When Maeve Binchy passed away two years ago, she left behind a novel, A Week in Winter, that appeared to cap off an accomplished 40-year career. It turns out her fans have more posthumous work to look forward to: a new 400-page story collection, Chestnut Street, that comes out on April 24th.
Even if you've already seen the outstanding documentary Wordplay, you'll still want to check out this Atlantic article on how Will Shortz makes his New York Times crossword puzzles.
The translators behind books such as Don Quixote, My Struggle, and Swann’s Way talk about their translation process. Lydia Davis explains, “When I was translating novels, I would not read the text first, and that was very important to me because it let me retain the excitement of the unknown.”

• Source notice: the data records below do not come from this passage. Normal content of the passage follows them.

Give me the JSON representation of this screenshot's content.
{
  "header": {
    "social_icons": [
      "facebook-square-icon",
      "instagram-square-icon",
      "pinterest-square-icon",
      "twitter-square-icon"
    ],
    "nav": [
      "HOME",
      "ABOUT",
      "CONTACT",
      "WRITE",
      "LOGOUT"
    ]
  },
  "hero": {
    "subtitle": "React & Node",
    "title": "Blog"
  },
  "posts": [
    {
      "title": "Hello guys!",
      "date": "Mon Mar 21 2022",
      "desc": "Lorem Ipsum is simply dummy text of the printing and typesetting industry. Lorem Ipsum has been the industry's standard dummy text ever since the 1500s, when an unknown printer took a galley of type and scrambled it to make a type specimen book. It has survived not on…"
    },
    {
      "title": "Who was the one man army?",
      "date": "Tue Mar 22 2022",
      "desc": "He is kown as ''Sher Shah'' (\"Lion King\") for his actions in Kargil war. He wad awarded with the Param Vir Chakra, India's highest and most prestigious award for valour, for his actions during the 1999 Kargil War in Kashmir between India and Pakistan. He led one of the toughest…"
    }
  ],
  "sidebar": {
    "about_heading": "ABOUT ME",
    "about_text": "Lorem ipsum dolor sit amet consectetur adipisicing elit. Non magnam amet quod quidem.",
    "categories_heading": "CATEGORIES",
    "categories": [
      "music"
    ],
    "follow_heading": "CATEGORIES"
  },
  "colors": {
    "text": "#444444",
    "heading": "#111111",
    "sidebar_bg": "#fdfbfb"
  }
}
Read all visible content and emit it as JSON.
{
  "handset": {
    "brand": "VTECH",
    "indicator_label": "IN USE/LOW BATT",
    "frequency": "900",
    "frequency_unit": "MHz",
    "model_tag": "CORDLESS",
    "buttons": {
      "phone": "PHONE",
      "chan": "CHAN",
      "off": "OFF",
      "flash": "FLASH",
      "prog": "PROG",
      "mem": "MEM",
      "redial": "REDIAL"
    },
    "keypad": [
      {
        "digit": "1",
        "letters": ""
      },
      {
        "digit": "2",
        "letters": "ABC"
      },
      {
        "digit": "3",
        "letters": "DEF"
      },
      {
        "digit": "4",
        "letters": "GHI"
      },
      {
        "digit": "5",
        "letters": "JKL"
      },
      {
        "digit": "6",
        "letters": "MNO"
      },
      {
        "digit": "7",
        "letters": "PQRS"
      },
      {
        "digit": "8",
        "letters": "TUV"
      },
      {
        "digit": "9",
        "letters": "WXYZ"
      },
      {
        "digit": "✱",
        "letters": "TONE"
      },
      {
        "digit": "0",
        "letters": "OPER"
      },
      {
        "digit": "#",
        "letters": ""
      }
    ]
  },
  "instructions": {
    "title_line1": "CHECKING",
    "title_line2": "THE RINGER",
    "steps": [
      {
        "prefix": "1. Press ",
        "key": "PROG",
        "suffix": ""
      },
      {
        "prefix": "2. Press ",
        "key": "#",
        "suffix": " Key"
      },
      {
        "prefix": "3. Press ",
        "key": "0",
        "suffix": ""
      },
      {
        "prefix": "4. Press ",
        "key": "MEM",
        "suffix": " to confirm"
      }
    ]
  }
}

From Nebuchadnezzar to Hippocrates to the Victorian asylum: The Paris Review takes a look at mental illness and its treatments across the centuries.
The Oxford University Press blog has a never-before-published poem by Dorothy Wordsworth. She constructed the piece in 1839 while suffering from arteriosclerosis and dementia because “there was a therapeutic dimension both in creating and ‘performing’ poetry,” writes Lucy Newlyn.